Complexity of Shapes and Quantitative Reasoning in Geometry
Article first published online: 4 NOV 2008
© 2008 the Authors Journal Compilation © 2008 International Mind, Brain, and Education Society and Wiley Periodicals, Inc.
Mind, Brain, and Education
Volume 2, Issue 4, pages 170–176, December 2008
How to Cite
Stavy, R. and Babai, R. (2008), Complexity of Shapes and Quantitative Reasoning in Geometry. Mind, Brain, and Education, 2: 170–176. doi: 10.1111/j.1751-228X.2008.00051.x
- Issue published online: 4 NOV 2008
- Article first published online: 4 NOV 2008

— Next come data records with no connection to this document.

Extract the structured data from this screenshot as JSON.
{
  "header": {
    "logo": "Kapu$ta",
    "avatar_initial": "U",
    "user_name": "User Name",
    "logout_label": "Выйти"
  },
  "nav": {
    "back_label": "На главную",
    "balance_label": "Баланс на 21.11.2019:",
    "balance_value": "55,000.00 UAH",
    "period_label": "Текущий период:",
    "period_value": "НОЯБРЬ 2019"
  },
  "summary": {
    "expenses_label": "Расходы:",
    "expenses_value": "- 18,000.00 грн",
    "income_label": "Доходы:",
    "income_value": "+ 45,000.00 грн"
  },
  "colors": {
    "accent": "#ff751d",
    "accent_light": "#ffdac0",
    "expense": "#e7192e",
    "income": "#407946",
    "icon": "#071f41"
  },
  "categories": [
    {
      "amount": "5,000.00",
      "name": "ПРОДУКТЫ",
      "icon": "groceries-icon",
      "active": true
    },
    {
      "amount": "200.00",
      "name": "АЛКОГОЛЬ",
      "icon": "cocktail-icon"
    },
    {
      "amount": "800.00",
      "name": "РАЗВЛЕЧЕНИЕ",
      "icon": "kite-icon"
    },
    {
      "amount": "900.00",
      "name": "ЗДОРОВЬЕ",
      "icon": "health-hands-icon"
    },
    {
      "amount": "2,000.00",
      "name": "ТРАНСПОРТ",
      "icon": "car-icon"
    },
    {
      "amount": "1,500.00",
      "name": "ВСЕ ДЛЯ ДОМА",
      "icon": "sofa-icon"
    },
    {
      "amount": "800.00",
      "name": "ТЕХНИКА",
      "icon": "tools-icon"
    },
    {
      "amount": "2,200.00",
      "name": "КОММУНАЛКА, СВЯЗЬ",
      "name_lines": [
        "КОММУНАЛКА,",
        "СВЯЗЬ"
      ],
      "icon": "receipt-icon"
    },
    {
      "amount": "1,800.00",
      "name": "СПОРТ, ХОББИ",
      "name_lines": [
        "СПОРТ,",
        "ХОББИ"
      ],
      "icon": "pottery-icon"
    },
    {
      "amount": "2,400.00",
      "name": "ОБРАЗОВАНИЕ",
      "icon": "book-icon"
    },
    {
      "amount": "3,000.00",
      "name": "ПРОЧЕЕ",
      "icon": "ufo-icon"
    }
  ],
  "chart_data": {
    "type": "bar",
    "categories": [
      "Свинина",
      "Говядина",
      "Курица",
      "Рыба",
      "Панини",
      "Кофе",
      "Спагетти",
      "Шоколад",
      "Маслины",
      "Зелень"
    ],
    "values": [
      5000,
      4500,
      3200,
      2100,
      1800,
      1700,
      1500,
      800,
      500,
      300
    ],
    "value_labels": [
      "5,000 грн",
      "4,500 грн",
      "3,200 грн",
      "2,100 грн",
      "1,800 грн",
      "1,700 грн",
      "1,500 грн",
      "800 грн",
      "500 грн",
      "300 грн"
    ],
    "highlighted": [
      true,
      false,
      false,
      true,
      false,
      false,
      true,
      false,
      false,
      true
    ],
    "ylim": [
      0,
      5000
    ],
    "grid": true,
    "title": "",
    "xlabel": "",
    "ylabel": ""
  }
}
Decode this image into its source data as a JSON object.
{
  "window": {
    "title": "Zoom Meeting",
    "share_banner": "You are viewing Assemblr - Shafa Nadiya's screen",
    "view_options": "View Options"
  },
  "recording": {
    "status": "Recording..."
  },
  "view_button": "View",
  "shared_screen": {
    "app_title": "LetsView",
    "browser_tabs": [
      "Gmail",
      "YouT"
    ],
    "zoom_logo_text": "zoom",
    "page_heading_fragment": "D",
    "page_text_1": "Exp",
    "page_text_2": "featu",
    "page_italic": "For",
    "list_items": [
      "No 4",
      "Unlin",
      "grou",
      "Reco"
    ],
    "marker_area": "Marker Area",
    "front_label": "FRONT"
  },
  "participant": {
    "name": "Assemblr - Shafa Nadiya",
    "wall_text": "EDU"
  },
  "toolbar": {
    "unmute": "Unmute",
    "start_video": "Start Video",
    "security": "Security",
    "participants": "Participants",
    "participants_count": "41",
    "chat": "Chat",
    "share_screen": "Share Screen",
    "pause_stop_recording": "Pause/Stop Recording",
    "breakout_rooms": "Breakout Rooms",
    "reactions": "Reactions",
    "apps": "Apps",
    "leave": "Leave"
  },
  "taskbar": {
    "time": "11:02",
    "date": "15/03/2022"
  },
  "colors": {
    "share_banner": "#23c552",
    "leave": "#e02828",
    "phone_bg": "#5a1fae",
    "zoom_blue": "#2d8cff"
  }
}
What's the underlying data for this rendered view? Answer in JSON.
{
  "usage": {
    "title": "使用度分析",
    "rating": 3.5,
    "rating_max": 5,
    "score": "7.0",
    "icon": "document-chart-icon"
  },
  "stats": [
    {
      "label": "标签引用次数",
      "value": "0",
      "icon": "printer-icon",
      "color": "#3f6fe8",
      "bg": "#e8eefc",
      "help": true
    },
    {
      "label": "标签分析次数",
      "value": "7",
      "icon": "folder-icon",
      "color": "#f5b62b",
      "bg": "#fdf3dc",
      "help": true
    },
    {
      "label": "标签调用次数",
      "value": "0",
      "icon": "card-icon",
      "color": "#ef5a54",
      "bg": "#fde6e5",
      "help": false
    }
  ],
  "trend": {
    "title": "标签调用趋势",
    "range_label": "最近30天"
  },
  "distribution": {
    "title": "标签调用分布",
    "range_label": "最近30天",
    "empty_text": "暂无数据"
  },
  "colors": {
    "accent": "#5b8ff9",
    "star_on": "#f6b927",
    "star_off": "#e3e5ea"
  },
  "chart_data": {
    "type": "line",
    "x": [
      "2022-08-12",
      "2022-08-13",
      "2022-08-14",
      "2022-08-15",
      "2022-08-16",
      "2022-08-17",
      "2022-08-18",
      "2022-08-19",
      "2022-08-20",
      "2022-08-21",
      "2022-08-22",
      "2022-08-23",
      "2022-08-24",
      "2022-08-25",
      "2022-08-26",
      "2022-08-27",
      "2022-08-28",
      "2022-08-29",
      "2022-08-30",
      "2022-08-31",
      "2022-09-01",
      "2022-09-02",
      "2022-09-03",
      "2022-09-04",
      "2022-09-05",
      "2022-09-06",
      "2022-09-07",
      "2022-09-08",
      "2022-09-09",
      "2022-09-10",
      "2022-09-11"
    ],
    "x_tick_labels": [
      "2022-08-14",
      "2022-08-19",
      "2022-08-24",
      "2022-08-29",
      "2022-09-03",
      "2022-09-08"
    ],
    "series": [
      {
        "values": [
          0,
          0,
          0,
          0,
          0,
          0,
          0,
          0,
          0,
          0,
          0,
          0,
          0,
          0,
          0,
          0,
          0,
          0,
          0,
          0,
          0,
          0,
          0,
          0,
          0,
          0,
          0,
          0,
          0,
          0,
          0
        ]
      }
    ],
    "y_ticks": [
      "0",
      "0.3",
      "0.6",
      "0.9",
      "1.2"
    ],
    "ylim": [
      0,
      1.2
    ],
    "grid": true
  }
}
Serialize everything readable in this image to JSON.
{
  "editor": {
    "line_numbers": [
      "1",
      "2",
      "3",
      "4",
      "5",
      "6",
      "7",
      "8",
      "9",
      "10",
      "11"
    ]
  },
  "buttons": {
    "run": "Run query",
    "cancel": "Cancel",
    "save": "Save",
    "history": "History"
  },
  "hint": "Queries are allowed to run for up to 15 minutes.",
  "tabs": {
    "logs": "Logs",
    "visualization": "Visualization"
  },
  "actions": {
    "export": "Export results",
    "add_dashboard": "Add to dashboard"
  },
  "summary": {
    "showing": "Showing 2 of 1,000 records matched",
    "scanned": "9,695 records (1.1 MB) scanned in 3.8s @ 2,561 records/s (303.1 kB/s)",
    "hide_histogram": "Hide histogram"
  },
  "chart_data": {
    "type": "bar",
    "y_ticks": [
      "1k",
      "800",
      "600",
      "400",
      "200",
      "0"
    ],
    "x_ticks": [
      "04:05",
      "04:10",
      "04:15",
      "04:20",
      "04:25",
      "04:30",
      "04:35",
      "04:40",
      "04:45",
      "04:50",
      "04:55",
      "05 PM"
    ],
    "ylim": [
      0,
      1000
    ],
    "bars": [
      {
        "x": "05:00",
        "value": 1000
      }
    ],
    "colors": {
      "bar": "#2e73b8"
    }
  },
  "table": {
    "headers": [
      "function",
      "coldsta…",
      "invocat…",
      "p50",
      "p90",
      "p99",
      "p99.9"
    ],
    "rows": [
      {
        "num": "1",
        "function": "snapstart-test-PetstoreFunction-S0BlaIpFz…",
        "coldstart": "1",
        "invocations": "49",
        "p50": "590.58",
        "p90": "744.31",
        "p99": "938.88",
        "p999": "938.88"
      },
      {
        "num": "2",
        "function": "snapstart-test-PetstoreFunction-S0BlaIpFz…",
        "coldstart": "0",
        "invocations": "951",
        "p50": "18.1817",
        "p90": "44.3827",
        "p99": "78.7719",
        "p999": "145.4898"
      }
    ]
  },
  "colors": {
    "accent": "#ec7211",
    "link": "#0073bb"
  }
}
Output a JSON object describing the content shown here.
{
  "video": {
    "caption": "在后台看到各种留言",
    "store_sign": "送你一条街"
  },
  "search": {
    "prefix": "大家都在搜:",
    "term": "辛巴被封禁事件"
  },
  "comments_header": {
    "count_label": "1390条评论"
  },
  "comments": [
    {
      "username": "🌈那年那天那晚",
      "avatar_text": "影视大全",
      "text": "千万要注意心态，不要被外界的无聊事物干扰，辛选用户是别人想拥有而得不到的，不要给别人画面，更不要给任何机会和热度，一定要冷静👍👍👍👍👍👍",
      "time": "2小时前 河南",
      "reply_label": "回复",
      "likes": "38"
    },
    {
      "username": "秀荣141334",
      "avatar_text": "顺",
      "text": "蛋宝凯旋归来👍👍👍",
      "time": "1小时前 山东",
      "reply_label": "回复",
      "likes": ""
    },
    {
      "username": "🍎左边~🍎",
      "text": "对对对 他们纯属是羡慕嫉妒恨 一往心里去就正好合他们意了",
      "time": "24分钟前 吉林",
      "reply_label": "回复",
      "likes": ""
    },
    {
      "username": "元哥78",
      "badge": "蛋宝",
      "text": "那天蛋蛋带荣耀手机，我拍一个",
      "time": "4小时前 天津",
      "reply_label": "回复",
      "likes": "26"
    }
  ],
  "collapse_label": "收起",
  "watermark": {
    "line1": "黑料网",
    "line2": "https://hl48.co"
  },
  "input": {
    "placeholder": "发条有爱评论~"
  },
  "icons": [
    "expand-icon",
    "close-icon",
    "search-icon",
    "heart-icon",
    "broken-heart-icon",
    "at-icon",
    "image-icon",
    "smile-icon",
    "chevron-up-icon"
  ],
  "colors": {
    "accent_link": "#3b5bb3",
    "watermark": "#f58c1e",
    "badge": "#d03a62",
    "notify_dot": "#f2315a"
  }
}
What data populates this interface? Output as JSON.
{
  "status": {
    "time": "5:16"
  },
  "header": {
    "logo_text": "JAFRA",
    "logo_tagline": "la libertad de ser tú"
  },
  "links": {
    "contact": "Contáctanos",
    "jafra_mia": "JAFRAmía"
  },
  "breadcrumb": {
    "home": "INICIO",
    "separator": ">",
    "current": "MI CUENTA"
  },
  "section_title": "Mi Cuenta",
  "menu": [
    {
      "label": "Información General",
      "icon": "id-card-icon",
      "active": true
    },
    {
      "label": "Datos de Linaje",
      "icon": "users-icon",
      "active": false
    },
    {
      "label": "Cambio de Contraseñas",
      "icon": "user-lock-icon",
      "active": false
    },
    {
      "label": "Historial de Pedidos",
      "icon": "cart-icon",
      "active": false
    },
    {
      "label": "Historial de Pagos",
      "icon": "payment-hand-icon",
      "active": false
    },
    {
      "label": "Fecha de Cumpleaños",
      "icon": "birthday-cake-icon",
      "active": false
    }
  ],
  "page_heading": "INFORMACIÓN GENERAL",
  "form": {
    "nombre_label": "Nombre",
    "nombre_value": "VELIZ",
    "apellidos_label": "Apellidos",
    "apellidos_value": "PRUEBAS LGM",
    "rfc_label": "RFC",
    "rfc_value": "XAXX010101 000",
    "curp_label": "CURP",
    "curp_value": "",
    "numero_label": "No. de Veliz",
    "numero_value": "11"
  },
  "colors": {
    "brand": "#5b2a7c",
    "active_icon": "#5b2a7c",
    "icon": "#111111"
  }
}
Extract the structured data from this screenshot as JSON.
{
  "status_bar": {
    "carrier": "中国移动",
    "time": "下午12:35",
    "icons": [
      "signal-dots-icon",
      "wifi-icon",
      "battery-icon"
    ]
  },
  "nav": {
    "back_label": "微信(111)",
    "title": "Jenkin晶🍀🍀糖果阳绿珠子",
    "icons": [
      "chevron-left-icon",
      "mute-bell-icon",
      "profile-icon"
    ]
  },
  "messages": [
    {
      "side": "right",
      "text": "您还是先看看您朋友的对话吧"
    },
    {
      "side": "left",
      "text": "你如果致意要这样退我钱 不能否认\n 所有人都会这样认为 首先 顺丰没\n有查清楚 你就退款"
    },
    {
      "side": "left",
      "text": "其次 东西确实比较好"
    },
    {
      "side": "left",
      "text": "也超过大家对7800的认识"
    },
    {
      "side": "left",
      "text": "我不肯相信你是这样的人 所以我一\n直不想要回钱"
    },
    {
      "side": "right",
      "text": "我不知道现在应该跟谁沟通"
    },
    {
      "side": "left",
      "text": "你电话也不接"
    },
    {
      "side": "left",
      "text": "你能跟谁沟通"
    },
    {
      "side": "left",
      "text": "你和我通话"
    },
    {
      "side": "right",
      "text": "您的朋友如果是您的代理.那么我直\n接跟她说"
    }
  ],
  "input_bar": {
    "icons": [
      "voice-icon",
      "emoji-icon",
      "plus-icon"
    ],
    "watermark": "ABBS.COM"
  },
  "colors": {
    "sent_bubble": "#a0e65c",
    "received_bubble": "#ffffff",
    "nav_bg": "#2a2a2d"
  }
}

ABSTRACT— We explored the effects of task-related factors on reasoning processes in geometry focusing on a comparison-of-perimeters task in which the irrelevant feature area interferes with the reasoning process. We studied the effects of congruity, salience, and complexity on participants’ accuracy of responses and reaction times. The study shows that incongruent trials yield lower accuracy and longer reaction times than congruent ones. In addition, increasing the salience of the irrelevant feature results in a lower rate of success. Previous research suggested that a high cognitive load leads to higher interference in the incongruent condition. The current study shows that, in this condition, increasing the level of complexity of shapes associated with a higher cognitive load decreases the accuracy of responses and increases reaction times. Our findings can aid educators to select appropriate tasks and examples in their classrooms, taking into account how the level of difficulty is affected by complexity, salience, and congruity.